RAAF’s reformed 100 Squadron appoints Commanding Officer

written by Adam Thorn | February 15, 2021

The historic No. 100 Squadron was reformed on New Year’s Day. Pictured is a Beaufort from the original squadron flying in 1945. (RAAF)

The former Executive Officer of Headquarters Air Academy has been appointed as the new commanding officer of the recently reformed RAAF No. 100 Squadron.

Wing Commander Philip Beanland said he felt “extremely privileged” to take the role for the unit that will have the motto “then, now, always” and its own unique badge.

The reformed organisation, which began in February 1942, will fly heritage aircraft and mark the force’s centenary from from Point Cook, Victoria, and Temora, NSW.

WGCDR Beanland said he looked forward to working with aircraft he called precious national artefacts.

“I will draw on my range of operational and training experience to lead 100 Squadron by applying contemporary airworthiness practices, safely and effectively,” he said.

“The heritage fleet of No. 100 Squadron will continue to recognise previous generations and their service to our country and inspire the next generation to follow in their footsteps.”

Meanwhile, Commander Air Force Training Group Air Commodore Greg Frisina said No. 100 Squadron was formed in a “contemporary flying squadron structure” to support the complex operation of flying heritage aircraft.


“The commanding officer has a significant role to play in a disparate command and will be ably supported by an executive team and engineering staff,” AIRCDRE Frisina said.

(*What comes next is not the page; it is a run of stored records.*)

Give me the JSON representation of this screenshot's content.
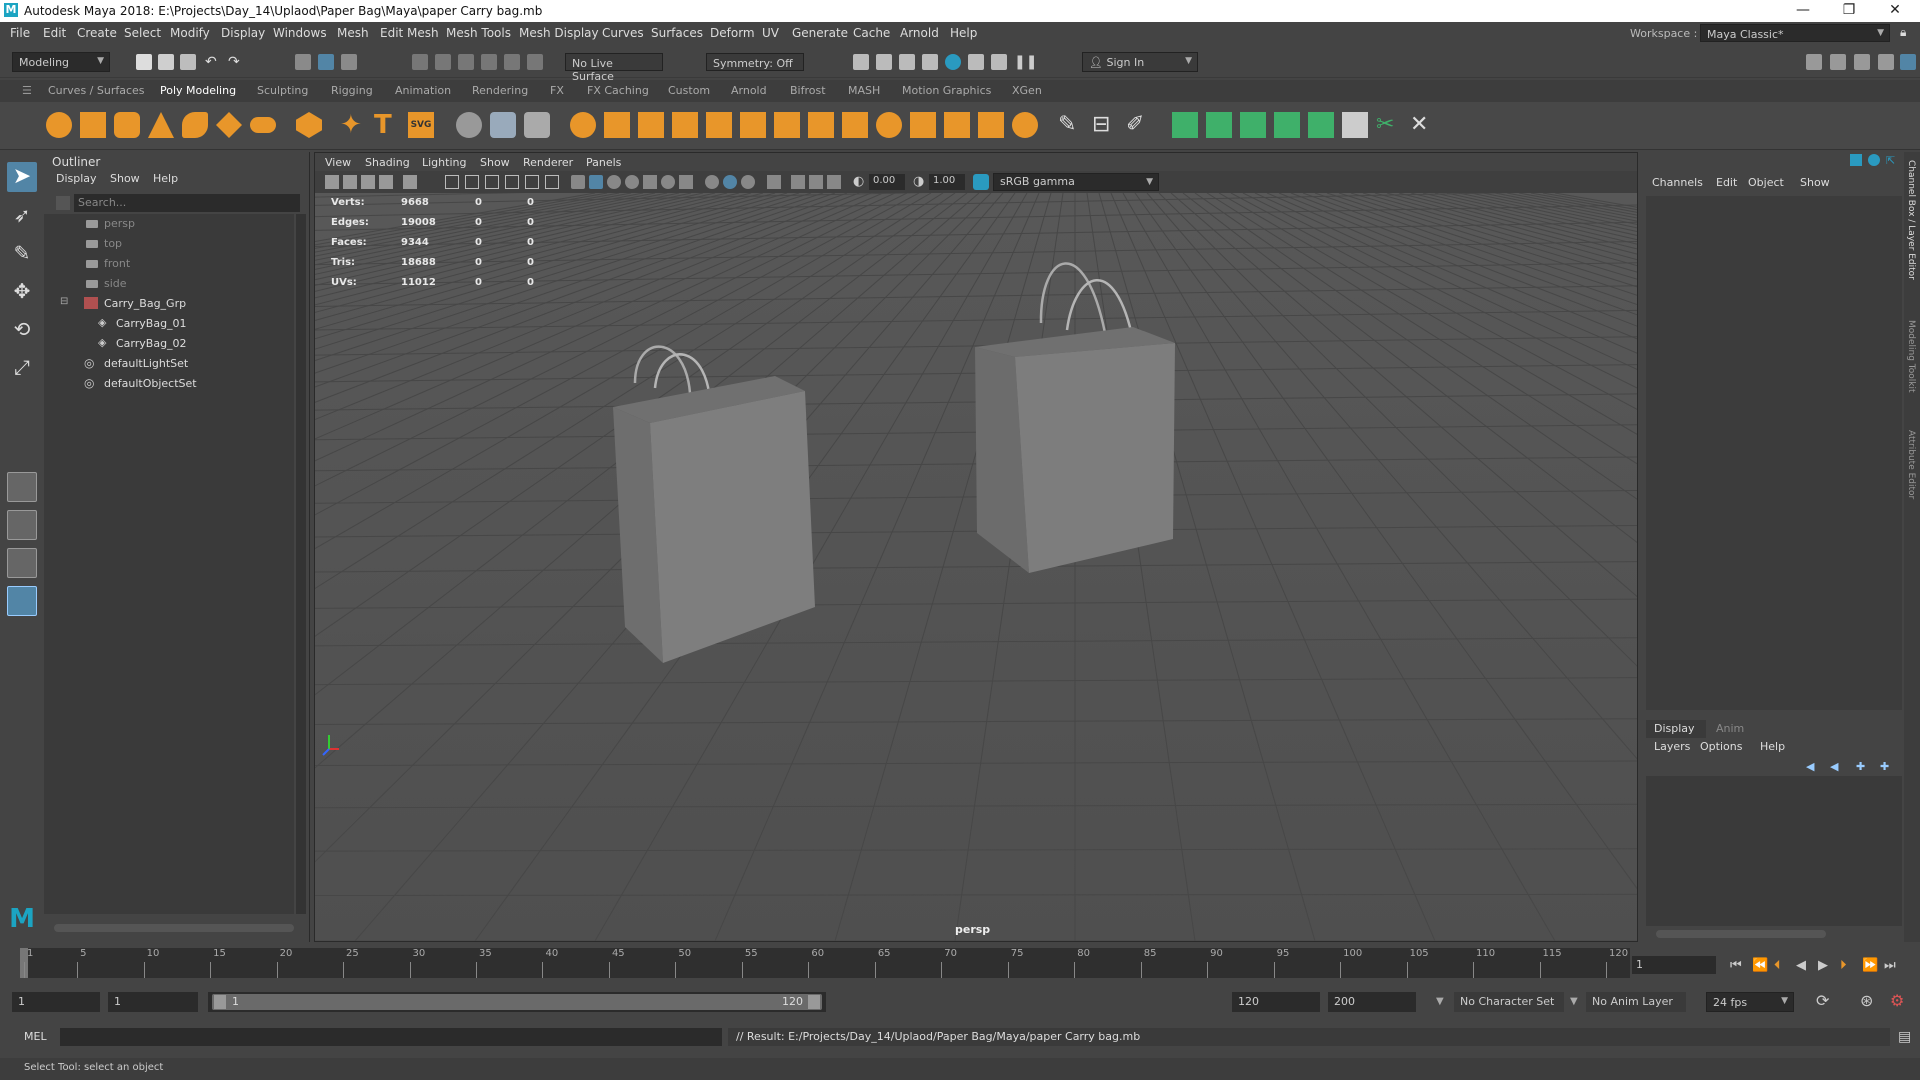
{
  "window": {
    "title": "Autodesk Maya 2018: E:\\Projects\\Day_14\\Uplaod\\Paper Bag\\Maya\\paper Carry bag.mb",
    "logo": "M",
    "minimize": "—",
    "maximize": "❐",
    "close": "✕"
  },
  "menubar": [
    "File",
    "Edit",
    "Create",
    "Select",
    "Modify",
    "Display",
    "Windows",
    "Mesh",
    "Edit Mesh",
    "Mesh Tools",
    "Mesh Display",
    "Curves",
    "Surfaces",
    "Deform",
    "UV",
    "Generate",
    "Cache",
    "Arnold",
    "Help"
  ],
  "workspace": {
    "label": "Workspace :",
    "value": "Maya Classic*"
  },
  "statusline": {
    "mode": "Modeling",
    "live_surface": "No Live Surface",
    "symmetry": "Symmetry: Off",
    "sign_in": "Sign In"
  },
  "shelf_tabs": [
    "Curves / Surfaces",
    "Poly Modeling",
    "Sculpting",
    "Rigging",
    "Animation",
    "Rendering",
    "FX",
    "FX Caching",
    "Custom",
    "Arnold",
    "Bifrost",
    "MASH",
    "Motion Graphics",
    "XGen"
  ],
  "shelf_active": "Poly Modeling",
  "outliner": {
    "title": "Outliner",
    "menu": [
      "Display",
      "Show",
      "Help"
    ],
    "search_placeholder": "Search...",
    "items": [
      {
        "label": "persp",
        "kind": "camera"
      },
      {
        "label": "top",
        "kind": "camera"
      },
      {
        "label": "front",
        "kind": "camera"
      },
      {
        "label": "side",
        "kind": "camera"
      },
      {
        "label": "Carry_Bag_Grp",
        "kind": "group"
      },
      {
        "label": "CarryBag_01",
        "kind": "mesh"
      },
      {
        "label": "CarryBag_02",
        "kind": "mesh"
      },
      {
        "label": "defaultLightSet",
        "kind": "set"
      },
      {
        "label": "defaultObjectSet",
        "kind": "set"
      }
    ]
  },
  "viewport": {
    "menu": [
      "View",
      "Shading",
      "Lighting",
      "Show",
      "Renderer",
      "Panels"
    ],
    "exposure": "0.00",
    "gamma": "1.00",
    "color_space": "sRGB gamma",
    "camera": "persp",
    "hud": [
      {
        "label": "Verts:",
        "a": "9668",
        "b": "0",
        "c": "0"
      },
      {
        "label": "Edges:",
        "a": "19008",
        "b": "0",
        "c": "0"
      },
      {
        "label": "Faces:",
        "a": "9344",
        "b": "0",
        "c": "0"
      },
      {
        "label": "Tris:",
        "a": "18688",
        "b": "0",
        "c": "0"
      },
      {
        "label": "UVs:",
        "a": "11012",
        "b": "0",
        "c": "0"
      }
    ]
  },
  "channelbox": {
    "menu": [
      "Channels",
      "Edit",
      "Object",
      "Show"
    ],
    "layer_tabs": [
      "Display",
      "Anim"
    ],
    "layer_menu": [
      "Layers",
      "Options",
      "Help"
    ]
  },
  "side_tabs": [
    "Channel Box / Layer Editor",
    "Modeling Toolkit",
    "Attribute Editor"
  ],
  "timeline": {
    "ticks": [
      "1",
      "5",
      "10",
      "15",
      "20",
      "25",
      "30",
      "35",
      "40",
      "45",
      "50",
      "55",
      "60",
      "65",
      "70",
      "75",
      "80",
      "85",
      "90",
      "95",
      "100",
      "105",
      "110",
      "115",
      "120"
    ],
    "current_frame": "1"
  },
  "range": {
    "start": "1",
    "playback_start": "1",
    "slider_start": "1",
    "slider_end": "120",
    "playback_end": "120",
    "end": "200",
    "character_set": "No Character Set",
    "anim_layer": "No Anim Layer",
    "fps": "24 fps"
  },
  "cmdline": {
    "lang": "MEL",
    "result": "// Result: E:/Projects/Day_14/Uplaod/Paper Bag/Maya/paper Carry bag.mb"
  },
  "helpline": "Select Tool: select an object",
  "colors": {
    "accent": "#1ca4c2",
    "shelf_orange": "#e8962a",
    "shelf_green": "#3fb06a",
    "selection": "#5285a6"
  }
}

“The link with history and heritage will still be maintained, so visitors to the RAAF Museum of old will not be disappointed.

“The museum will house an updated history and heritage ground display and professional flying displays from the aviators of No. 100 Squadron.”


Last week, Australian Aviation reported how No. 100 Squadron will fly aircraft from the current heritage fleet including a Spitfire, DH Vampire and Tiger Moth.

In its past incarnation, the unit most notably carried out the RAAF’s first Beaufort operation resulting in the crucial sinking of a Japanese merchant vessel.

Minister for Defence Personnel Darren Chester said, “First established during the Second World War in February 1942 at RAAF Base Richmond, 100 Squadron was an Air Force bomber and maritime patrol squadron, trained on Australian-built Bristol Beauforts

“The squadron conducted several successful missions throughout the war, taking part in the famous Battle of the Bismarck Sea in March 1943, and eventually disbanding in New Guinea on 19 August 1946.

The heritage fleet of 100 Squadron will continue to recognise the service of previous generations and inspiring the next generation of pilots.”

No 100 Squadron was formed from surviving personnel from the British RAF’s No 100 Torpedo Bomber Squadron who had escaped from Malaya.

The first RAAF Squadron to be equipped with Australian-built Beauforts, No 100 Squadron was deployed to Queensland in May 1942, where it conducted further torpedo bomber training and anti-submarine patrols.

Notable deployments also included flying reconnaissance and bombing missions against coastal shipping in Milne Bay, PNG, and conducting the first land-based torpedo strike in 1942 sinking a Japanese cruiser.

“No 100 Squadron also took part in the famous Battle of the Bismarck Sea in March 1943, when eight torpedo-armed Beauforts met with limited success against a dispersed Japanese convoy,” reads its official website.

“This mission proved to be the squadron’s last torpedo-bombing mission and thereafter it operated solely in the level-bombing mode – striking targets by night, in particular, the Japanese fortress at Rabaul.”

The RAAF celebrates its centenary on 31 March 2021. The aircraft flown are:

Point Cook-based aircraft:

Mustang VH-SVU A68-170
CT4A VH-NZP A19-077
Sopwith Pup VH-PSP
Harvard VH-HVD NZ1075
Sopwith Snipe VH-SNP
RE8 VH-OTF RE8-1 0003
Winjeel VH-FTS A85-439
Tiger Moth VH-AWA A17-692
P-40 A29-90

Temora-based aircraft:

Canberra VH-ZSQ
Cessna A37 VH-XVA
Spitfire Mk.VIII. VH-HET
DH Vampire VH-VAM
Lockheed Hudson VH-KOY
CAC Wirraway VH-BFF
CAC Boomerang VH-MHR
Meteor F8 VH-MBX
Spitfire Mk.XVI VH-XVI
Tiger Moth VH-UVZ

Leave a Comment

Your email address will not be published. Required fields are marked *

Each day, our subscribers are more informed with the right information.

SIGN UP to the Australian Aviation magazine for high-quality news and features for just $99.95 per year

You don't have credit card details available. You will be redirected to update payment method page. Click OK to continue.